Free speech is a fundamental right that is enshrined in the constitutions of many democratic countries, including the United States. It is a cornerstone of a free and democratic society, as it allows individuals to express their opinions, ideas, and beliefs without fear of censorship, retribution, or punishment from the government or other authorities. However, the concept of free speech is often misunderstood, misinterpreted, and misapplied, leading to conflicts, controversies, and confusion.
At its core, free speech means the freedom to express oneself, whether through speech, writing, art, or other forms of communication, without interference or suppression from the government or other entities. Free speech includes not only the right to express popular or mainstream views but also the right to express dissenting or controversial views, which are often the most important and valuable forms of speech. Without the ability to express dissenting or controversial views, societies risk becoming stagnant, closed-minded, and intolerant.
However, free speech does not mean the freedom to say anything, anywhere, at any time, without consequences. There are limits to free speech, such as when it incites violence or hatred, promotes discrimination, or violates the rights of others. These limits are necessary to prevent harm to individuals or society as a whole and to ensure that free speech is used responsibly and ethically.
Free speech is also not an absolute right, as it may conflict with other important values, such as privacy, security, and public safety. For example, the government may restrict certain types of speech, such as hate speech or obscenity, in order to protect vulnerable groups or maintain public order. Similarly, private entities, such as social media platforms, may enforce their own rules and policies regarding speech in order to maintain civility and decorum on their platforms.
The concept of free speech has evolved over time, as societies have grappled with the challenges of balancing the right to free expression with other important values and interests. In the United States, the First Amendment to the Constitution guarantees the right to free speech, but the Supreme Court has interpreted this right in various ways over the years, depending on the context and circumstances.
For example, the Court has ruled that some forms of speech, such as commercial speech, are subject to greater regulation than other forms of speech, such as political speech. It has also recognized that certain types of speech, such as obscenity or fighting words, are not protected by the First Amendment, as they do not contribute to the marketplace of ideas and may cause harm or offense.

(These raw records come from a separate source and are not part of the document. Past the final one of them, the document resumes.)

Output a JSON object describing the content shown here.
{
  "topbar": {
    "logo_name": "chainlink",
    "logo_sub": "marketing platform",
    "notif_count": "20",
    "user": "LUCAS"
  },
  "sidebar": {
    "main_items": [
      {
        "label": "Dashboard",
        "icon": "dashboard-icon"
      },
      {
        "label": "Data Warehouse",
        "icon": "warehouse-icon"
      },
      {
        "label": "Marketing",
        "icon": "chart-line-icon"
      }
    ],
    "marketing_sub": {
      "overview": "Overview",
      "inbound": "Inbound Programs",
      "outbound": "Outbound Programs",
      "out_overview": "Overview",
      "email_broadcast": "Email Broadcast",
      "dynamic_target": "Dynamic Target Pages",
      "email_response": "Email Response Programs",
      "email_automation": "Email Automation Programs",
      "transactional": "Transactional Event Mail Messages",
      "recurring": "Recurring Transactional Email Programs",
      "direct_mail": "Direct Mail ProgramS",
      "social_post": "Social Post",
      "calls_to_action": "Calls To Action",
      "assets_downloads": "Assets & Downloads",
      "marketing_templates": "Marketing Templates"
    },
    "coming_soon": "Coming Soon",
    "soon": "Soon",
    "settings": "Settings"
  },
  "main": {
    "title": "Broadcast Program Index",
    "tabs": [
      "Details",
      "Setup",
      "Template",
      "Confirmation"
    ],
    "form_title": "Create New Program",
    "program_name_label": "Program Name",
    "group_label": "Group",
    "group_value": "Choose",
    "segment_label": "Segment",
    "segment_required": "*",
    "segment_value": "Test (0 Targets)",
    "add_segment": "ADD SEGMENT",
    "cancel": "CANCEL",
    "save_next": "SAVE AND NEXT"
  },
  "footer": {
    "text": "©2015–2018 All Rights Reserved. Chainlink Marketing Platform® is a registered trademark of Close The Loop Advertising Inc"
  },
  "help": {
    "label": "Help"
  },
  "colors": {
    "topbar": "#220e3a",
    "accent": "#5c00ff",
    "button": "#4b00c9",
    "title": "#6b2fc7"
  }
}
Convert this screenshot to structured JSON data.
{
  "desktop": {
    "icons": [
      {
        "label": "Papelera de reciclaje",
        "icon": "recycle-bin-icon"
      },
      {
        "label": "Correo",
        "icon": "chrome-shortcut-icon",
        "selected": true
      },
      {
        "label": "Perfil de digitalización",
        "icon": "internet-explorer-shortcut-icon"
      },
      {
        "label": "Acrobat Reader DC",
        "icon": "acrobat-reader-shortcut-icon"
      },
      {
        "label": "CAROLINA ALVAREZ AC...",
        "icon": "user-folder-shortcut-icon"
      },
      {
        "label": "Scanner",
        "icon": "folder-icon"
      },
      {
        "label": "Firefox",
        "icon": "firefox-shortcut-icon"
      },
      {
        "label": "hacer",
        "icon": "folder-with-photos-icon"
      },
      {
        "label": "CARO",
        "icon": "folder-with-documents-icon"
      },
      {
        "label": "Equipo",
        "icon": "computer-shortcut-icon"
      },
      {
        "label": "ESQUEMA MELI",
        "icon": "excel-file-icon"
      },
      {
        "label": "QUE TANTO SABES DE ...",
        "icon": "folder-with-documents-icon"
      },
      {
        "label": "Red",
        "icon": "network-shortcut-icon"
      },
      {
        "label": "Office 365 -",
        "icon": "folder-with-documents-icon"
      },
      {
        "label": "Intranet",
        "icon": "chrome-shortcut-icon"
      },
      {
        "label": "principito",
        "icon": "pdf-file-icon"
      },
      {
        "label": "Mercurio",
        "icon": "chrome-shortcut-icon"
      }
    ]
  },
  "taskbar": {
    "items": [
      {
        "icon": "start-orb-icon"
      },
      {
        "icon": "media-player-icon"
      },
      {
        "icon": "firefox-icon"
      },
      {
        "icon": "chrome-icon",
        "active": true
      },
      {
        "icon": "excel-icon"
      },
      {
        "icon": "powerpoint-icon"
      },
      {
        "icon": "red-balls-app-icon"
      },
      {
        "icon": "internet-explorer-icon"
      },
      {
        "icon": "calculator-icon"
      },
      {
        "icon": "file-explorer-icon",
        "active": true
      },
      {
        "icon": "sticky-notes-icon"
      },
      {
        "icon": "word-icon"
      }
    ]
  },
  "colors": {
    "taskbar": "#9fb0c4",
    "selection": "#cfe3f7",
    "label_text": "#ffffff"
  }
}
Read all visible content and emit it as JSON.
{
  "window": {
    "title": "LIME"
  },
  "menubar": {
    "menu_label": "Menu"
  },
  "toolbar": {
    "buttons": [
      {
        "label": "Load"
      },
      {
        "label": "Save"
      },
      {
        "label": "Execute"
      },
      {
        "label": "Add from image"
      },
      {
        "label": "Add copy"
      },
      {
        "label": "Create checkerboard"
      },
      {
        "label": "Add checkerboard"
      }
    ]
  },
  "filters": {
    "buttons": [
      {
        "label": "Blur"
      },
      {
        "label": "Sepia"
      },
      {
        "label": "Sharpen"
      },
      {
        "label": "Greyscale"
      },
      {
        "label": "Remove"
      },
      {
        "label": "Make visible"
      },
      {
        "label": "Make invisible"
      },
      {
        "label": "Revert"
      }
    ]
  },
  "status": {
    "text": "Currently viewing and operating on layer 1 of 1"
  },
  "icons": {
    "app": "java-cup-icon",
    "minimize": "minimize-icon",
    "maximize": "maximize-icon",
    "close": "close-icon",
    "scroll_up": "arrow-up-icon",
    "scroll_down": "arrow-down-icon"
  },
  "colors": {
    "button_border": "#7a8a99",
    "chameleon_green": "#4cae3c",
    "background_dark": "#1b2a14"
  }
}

In addition, the Court has established various tests and standards to determine whether certain types of speech are protected by the First Amendment. These tests include the “clear and present danger” test, which allows the government to restrict speech that poses a clear and present danger of imminent harm, and the “strict scrutiny” test, which requires the government to show a compelling interest in restricting speech that is based on a particular viewpoint or content.
The concept of free speech also extends beyond the legal realm and encompasses broader societal norms and values. In a free and democratic society, individuals should be able to express their views and opinions without fear of social ostracism, intimidation, or retaliation. This requires a culture of tolerance, openness, and respect for diversity, where individuals are free to engage in reasoned debate and exchange of ideas, and where dissent and disagreement are seen as valuable contributions to the marketplace of ideas.
However, this ideal of free speech is often challenged by various forces, such as political polarization, misinformation, hate speech, and online harassment. These forces can undermine the quality of public discourse and create a chilling effect on free expression, especially for marginalized or minority groups.
To address these challenges, individuals, communities, and governments need to work together to promote a culture of free speech that respects human dignity, encourages critical thinking and constructive dialogue, and fosters a sense of responsibility and accountability. This requires a multi-faceted approach that involves education, media literacy, civic engagement, and legal and policy reforms.
For example, schools and universities can play a crucial role in educating students about the value and limits of free speech and promoting a culture of intellectual curiosity and civil discourse. Media organizations can promote responsible journalism and fact-checking, and provide diverse perspectives and voices. Civil society groups can advocate for the protection of free speech and the rights of marginalized groups, and monitor and expose cases of censorship or repression. Governments can enact laws and policies that balance the right to free speech with other important values, such as privacy, security, and public safety, and ensure that these laws and policies are transparent, accountable, and subject to democratic oversight.
In conclusion, free speech is a complex and nuanced concept that is essential for the functioning of a free and democratic society. It encompasses the freedom to express oneself without interference or suppression from the government or other entities but also recognizes the limits and responsibilities that come with this freedom. To uphold and strengthen free speech in today’s rapidly changing world, we need to promote a culture of tolerance, openness, and respect for diversity, and work together to address the challenges and opportunities of the digital age.